regime to meet IAEA Board and Security Council requirements and
return to talks. We are now discussing a new Resolution with Council
Iran's failure to engage on the E3+3's June
proposals is deeply disappointing and raises further questions
about Iran's real motives. The proposals would give Iran everything
it needs to develop a modern civil nuclear power industry, including
active support for the building of new light water reactors in
Iran through international joint projects and legally-binding
assurances relating to the supply of nuclear fuel. They would
also bring Iran significant political and economic benefits, which
would help promote trade, attract investment and create jobs for
Iran's young population, as well as allow for the possible lifting
of US sanctions in some areas of real need for Iran.
We remain committed to finding a negotiated
solution. The E3+3 proposals remain on the table, as does our
offer to suspend further action in the Security Council if Iran
takes the steps required by the IAEA Board.
Further to the response to recommendation 48,
the Committee wishes to receive a fuller statement of the Government's
policy towards establishing a permanent section of the IAFA to
deal with non-state actors and in particular, whether the Government
is satisfied that sufficient funding is available for this aspect
of the IAFA's work.
As the fourth largest contributor to the IAEA's
budget, the UK continually assesses the Agency's work and organisation.
The UK supports the Agency's work on non-state actors and encourages
effective coordination both within the Agency and externally with
the enforcement divisions in Member States. One of the roles of
the Agency is to provide individual Member States with the information
that they need to take action to deal with the threat of non-state
actors. The IAEA has a limited role in dealing directly with the

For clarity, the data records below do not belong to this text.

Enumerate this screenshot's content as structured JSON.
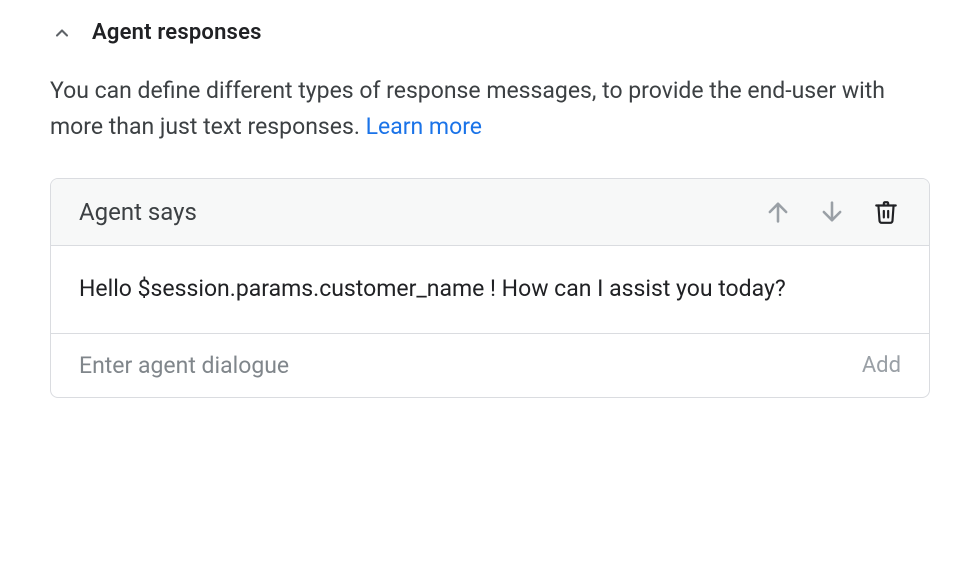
{
  "section": {
    "title": "Agent responses",
    "description_before": "You can define different types of response messages, to provide the end-user with more than just text responses. ",
    "learn_more": "Learn more"
  },
  "card": {
    "header_title": "Agent says",
    "response_text": "Hello $session.params.customer_name ! How can I assist you today?",
    "input_placeholder": "Enter agent dialogue",
    "add_button": "Add"
  }
}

The UK believes that the current structure and
funding of the IAEA is sensible and would not benefit from change.
At present it is structured towards its primary purpose, that
is, within the terms of its Statute, to play an effective role
in combating global nuclear proliferationwhatever its origin.
The UK is satisfied that, at present, sufficient funding is available
to the IAEA for this work. The establishment of a permanent section
of the IAEA to deal with non-state actors would not make the Agency
any more effective in this area.
Are all three phases of the deployment of the
new UN force in Lebanon complete? What contribution has been made
by the UK (a) to UNIFIL and (b) to training and/or equipping the
Lebanese armed forces?
The UNIFIL mission is envisaged to deploy in
three phases. Phase 1 (25 August29 October), Phase 2 (30
October19 November) and Phase 3 (19 November onwards).
As of 25 October, 8,818 troops had been deployed to UNIFIL+. The
French and Italians are providing the core of the force. The Germans
are leading a Maritime Task Force. The strength is 15,000 as authorised
under UNSCR 1701.
The UK offered to provide support to the UNIFIL
mission including the use of our Sovereign Base Areas on Cyprus
and provision of a naval logistician to assist the UN. The UK
also provided HMS York to the UN-sponsored interim maritime task
force in September and October. This task force was replaced by
a follow-on force, under UNIFIL command, on 15 October.
As a permanent member of the UN Security Council,
the UK pays a premium contribution to the costs of UN operations.
This year our contribution is expected to be approximately £16
The UK has committed £2.5 million to security
sector assistance in Lebanon. A minute was placed before parliament
detailing UK proposals to supply the Lebanese with 50 vehicles.
This met no objections and the contract has been signed. The Ministry
of Defence is also planning to provide counter terrorism training
and we are looking to identify the equipment and training needs
of the security forces and co-ordinating donor responses. We have
allocated £320,000 for counter terrorism assistance in Lebanon,
including training for border security, police capacity building
and aviation security. We are also working with US, EU and other
international partners to co-ordinate international support for
the Lebanese Security Forces.
Parliamentary Relations and Devolution Team, Foreign
and Commonwealth Office
10 November 2006